In the ruins of a world ravaged by nuclear war, people afflicted with a deadly disease called Green Lung take on menial, often dangerous jobs to earn a lottery ticket that may win them a dose of life-saving vaccine. Protagonist Amy Wellard has the disease, and we join her as she begins one of these so-called lottery jobs. A generator has stopped working and Amy’s task is to climb into a dark, filthy sewer and reactivate it.
The de facto rulers of this world, the Aristocrats, hire people like her to do their dirty work in exchange for the vaccine that they, conveniently, control. While the downtrodden masses live in filthy squalor among the debris of civilisation, the Aristocrats – who dress like Civil War generals and wear creepy porcelain masks to protect them from the poison air – live pampered lives in palatial homes.
But while a lot of post-apocalypse fiction paints the underclass as struggling and desperate, the people in Shardlight’s broken city seem to have made a life for themselves. Amy visits a shanty town market bustling with shoppers and has friendly conversations with people. It’s a far cry from the bleak wasteland of Fallout, and you get the feeling that society is beginning to piece itself back together.
Amy locates the generator in the sewer, but also finds a man crushed beneath fallen masonry. This is the moment that sets Shardlight’s story in motion. Dying and beyond help, the man asks Amy to deliver a letter to someone in town. If she does, he says, “everything will change.” It’s an intriguing setup that sets Amy on the path to meeting an underground resistance group who oppose the Aristocrats.
If you’ve played a Wadjet Eye game before, you know the deal. Shardlight is a traditional point-and-click adventure with lots of dialogue, some exploration, and the occasional tough puzzle.

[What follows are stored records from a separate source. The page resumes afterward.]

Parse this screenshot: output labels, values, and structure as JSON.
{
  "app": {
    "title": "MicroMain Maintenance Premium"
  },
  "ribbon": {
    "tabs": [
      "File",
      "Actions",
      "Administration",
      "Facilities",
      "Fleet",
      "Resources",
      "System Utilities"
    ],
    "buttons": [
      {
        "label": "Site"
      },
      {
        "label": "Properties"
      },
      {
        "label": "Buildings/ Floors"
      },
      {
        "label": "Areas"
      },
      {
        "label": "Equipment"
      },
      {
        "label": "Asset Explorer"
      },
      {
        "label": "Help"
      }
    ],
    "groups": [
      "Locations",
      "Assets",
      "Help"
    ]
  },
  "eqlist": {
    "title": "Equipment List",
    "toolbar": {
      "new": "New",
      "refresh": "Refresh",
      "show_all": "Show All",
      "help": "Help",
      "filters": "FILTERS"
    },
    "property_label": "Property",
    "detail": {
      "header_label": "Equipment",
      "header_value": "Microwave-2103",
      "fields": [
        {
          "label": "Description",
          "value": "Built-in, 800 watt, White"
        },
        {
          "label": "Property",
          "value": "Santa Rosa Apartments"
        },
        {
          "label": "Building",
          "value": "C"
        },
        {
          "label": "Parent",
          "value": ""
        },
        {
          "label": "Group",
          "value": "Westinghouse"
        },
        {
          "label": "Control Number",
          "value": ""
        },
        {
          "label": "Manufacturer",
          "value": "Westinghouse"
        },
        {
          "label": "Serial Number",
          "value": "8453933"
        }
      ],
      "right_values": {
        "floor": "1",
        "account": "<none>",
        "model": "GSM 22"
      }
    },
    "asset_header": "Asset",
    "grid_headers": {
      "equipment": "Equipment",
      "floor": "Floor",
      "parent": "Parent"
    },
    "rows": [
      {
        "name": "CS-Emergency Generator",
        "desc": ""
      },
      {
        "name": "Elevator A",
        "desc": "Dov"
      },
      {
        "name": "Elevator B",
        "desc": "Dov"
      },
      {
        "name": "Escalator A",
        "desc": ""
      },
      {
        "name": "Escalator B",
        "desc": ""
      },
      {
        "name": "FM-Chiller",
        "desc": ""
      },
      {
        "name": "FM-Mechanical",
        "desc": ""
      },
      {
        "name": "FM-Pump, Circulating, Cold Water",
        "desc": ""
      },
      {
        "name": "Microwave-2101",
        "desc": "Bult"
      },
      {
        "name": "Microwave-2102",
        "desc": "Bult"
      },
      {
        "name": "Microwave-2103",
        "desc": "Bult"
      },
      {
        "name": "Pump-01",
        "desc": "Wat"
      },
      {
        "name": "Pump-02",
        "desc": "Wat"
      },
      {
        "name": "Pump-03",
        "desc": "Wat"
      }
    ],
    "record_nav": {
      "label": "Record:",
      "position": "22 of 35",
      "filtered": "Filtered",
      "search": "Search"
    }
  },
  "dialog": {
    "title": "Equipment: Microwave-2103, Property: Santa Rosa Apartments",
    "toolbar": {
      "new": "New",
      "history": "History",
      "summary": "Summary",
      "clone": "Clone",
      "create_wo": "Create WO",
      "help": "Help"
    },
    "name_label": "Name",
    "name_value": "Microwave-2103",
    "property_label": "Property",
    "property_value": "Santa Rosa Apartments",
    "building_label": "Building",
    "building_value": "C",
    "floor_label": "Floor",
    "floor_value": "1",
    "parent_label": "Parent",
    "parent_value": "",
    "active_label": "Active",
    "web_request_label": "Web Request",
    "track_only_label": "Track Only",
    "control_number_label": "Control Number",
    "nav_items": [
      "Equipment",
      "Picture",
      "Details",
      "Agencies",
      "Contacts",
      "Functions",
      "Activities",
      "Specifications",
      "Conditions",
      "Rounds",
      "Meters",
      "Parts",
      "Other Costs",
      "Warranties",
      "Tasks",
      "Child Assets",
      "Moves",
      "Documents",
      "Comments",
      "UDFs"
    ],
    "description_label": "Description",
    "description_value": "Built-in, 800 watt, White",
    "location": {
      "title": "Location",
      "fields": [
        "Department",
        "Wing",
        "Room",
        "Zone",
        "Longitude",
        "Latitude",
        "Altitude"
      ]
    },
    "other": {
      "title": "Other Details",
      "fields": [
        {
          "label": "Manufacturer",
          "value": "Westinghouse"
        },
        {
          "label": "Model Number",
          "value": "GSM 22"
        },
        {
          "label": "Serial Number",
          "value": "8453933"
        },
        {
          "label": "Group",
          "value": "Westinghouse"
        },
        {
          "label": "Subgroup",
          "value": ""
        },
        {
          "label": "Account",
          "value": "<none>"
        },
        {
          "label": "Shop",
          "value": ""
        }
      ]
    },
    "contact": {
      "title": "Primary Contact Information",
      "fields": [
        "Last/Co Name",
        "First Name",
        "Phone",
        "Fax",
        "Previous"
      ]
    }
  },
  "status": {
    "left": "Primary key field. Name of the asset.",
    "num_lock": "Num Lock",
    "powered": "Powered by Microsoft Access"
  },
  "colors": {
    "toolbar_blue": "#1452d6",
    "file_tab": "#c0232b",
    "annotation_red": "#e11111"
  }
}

The presentation, although low-res, is typically fantastic, with detailed backgrounds and character portraits, and the voice acting and music are superb. But in terms of design, it’s so steeped in adventure gaming’s past that it feels slow and wilfully obtuse at times. You’ll find yourself in those situations where you don’t know what to do next, revisiting every location, clicking on everything, talking to everyone. This is a problem with most old-style adventures, of course, but that doesn’t give this one a free pass. Humour is often what keeps you going in adventure games when the puzzles get frustrating, but Shardlight plays it very straight. There are some lighter moments, but mostly the story is as sombre and serious as your surroundings. Shardlight isn’t one of Wadjet Eye’s best adventures, but it’s not one of its worst either. It’s an average adventure game that’s just about kept afloat by its world and story. But I never found myself that invested in what was happening after the first couple of hours.